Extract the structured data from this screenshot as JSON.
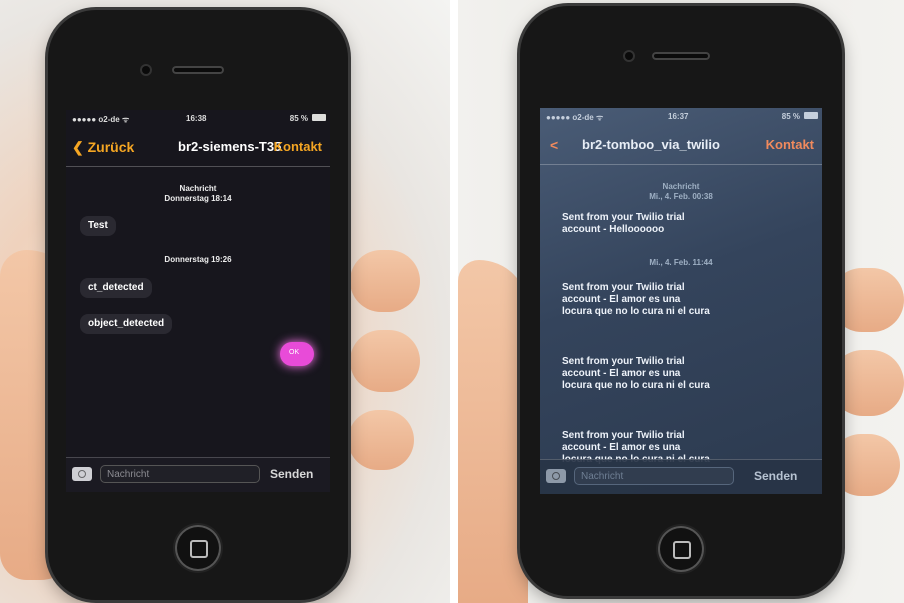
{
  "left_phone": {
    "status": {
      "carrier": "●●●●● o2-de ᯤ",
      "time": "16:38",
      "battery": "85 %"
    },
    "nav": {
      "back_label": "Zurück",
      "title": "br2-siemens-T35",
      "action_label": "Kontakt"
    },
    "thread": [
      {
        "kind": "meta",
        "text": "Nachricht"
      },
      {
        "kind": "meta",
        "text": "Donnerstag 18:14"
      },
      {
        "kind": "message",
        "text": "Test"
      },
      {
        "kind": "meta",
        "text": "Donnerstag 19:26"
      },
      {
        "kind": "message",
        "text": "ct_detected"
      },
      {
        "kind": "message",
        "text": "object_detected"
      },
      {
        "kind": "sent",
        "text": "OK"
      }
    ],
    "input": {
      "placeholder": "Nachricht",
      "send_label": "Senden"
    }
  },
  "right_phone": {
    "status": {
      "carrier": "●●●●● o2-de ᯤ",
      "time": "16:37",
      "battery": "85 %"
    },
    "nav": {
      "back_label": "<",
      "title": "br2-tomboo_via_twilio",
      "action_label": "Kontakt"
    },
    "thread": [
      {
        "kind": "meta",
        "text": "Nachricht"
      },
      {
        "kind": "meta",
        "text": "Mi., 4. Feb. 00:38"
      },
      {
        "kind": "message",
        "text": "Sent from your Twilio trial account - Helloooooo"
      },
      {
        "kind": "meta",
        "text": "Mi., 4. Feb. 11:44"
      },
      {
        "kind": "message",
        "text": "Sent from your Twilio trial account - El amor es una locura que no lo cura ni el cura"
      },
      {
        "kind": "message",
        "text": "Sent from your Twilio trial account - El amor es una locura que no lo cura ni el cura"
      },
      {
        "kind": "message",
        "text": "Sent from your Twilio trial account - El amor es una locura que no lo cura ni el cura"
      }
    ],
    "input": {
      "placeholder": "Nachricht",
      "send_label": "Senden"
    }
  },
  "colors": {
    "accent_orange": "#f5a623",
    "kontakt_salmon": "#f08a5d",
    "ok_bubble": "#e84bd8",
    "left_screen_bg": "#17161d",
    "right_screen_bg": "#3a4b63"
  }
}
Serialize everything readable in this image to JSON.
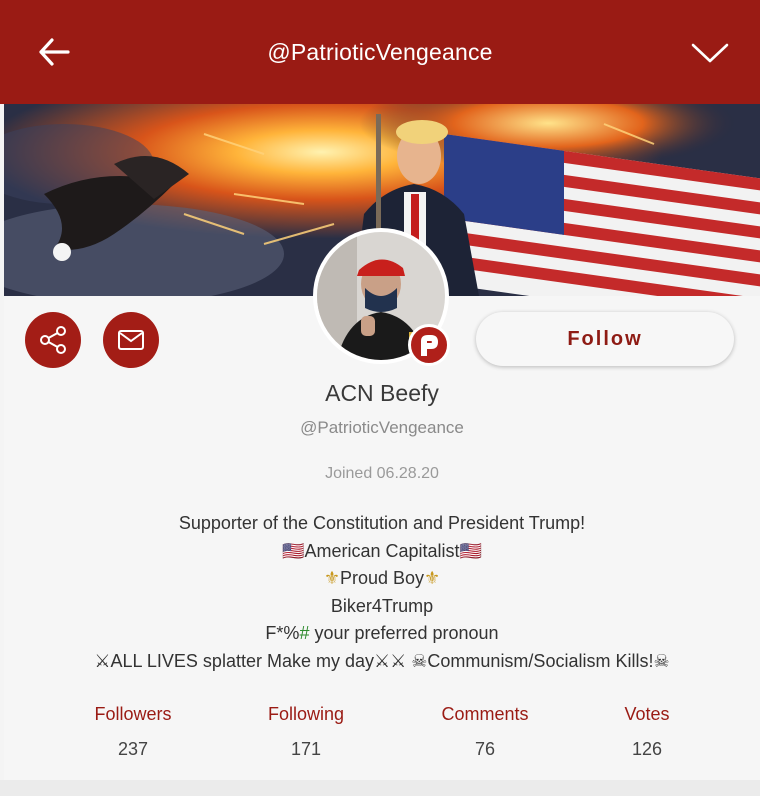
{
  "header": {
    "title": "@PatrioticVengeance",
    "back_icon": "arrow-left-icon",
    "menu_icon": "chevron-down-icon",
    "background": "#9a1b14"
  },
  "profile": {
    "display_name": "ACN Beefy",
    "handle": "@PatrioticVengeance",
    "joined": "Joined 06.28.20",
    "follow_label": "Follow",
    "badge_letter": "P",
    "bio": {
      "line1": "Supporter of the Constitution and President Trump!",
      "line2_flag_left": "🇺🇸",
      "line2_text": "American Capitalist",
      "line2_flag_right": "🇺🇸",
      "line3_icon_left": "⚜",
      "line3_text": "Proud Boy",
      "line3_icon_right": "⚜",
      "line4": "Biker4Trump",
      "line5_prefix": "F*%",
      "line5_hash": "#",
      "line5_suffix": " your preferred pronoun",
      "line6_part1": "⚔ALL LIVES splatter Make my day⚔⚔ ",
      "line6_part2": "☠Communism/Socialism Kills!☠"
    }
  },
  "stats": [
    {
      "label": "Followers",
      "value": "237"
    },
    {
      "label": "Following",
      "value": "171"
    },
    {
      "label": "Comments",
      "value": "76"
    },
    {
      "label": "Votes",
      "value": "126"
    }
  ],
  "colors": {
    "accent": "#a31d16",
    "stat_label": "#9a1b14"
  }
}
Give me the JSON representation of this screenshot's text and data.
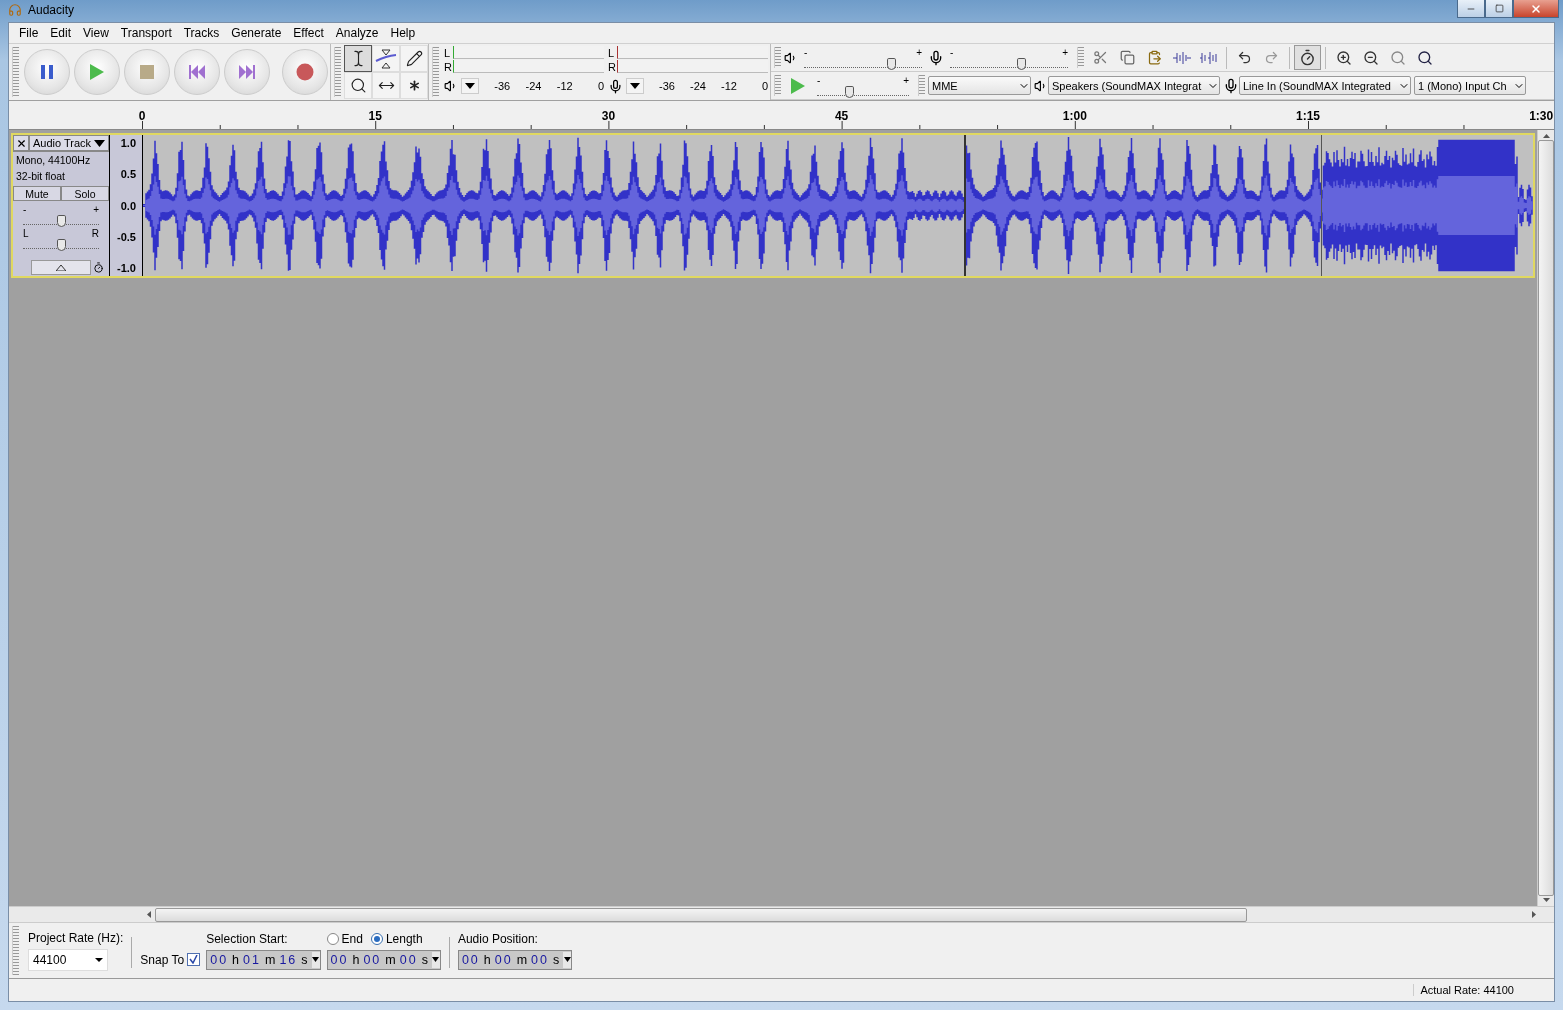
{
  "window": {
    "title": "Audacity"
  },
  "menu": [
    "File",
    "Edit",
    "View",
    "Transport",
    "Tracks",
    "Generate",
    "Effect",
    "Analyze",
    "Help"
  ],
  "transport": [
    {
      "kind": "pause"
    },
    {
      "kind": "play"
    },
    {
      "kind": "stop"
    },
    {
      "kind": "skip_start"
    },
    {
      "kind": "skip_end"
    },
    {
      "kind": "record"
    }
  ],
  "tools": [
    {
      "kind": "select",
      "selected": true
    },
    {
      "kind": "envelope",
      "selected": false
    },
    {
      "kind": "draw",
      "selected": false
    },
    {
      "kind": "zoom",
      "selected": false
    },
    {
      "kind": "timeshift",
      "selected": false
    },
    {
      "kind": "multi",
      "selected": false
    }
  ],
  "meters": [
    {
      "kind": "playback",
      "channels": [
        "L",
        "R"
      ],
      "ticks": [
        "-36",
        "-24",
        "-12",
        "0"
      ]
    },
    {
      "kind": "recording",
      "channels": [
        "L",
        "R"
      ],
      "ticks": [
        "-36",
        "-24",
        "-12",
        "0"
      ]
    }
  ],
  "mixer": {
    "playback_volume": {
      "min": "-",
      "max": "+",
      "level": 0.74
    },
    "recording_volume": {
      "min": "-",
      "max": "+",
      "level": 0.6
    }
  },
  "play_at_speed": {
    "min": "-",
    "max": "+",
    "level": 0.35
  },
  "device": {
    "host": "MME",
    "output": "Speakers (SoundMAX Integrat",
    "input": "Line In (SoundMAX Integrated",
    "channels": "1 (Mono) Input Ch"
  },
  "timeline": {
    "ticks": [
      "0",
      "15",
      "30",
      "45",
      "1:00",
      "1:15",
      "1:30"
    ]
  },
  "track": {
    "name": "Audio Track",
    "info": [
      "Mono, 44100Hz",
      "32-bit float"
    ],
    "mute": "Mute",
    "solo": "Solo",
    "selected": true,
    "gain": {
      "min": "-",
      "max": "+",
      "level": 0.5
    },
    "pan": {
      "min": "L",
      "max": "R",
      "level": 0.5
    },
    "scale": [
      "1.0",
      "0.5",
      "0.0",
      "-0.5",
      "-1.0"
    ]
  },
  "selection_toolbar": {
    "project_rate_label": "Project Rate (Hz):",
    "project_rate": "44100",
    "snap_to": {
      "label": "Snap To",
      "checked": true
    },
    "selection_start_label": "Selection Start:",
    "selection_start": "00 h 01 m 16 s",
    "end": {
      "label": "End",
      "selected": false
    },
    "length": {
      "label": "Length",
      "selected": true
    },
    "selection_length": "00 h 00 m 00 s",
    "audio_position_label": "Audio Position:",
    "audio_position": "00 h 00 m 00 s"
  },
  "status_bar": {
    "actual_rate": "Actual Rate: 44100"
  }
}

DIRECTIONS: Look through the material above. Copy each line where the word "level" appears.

RESULT BELOW:
      "level": 0.74
      "level": 0.6
    "level": 0.35
      "level": 0.5
      "level": 0.5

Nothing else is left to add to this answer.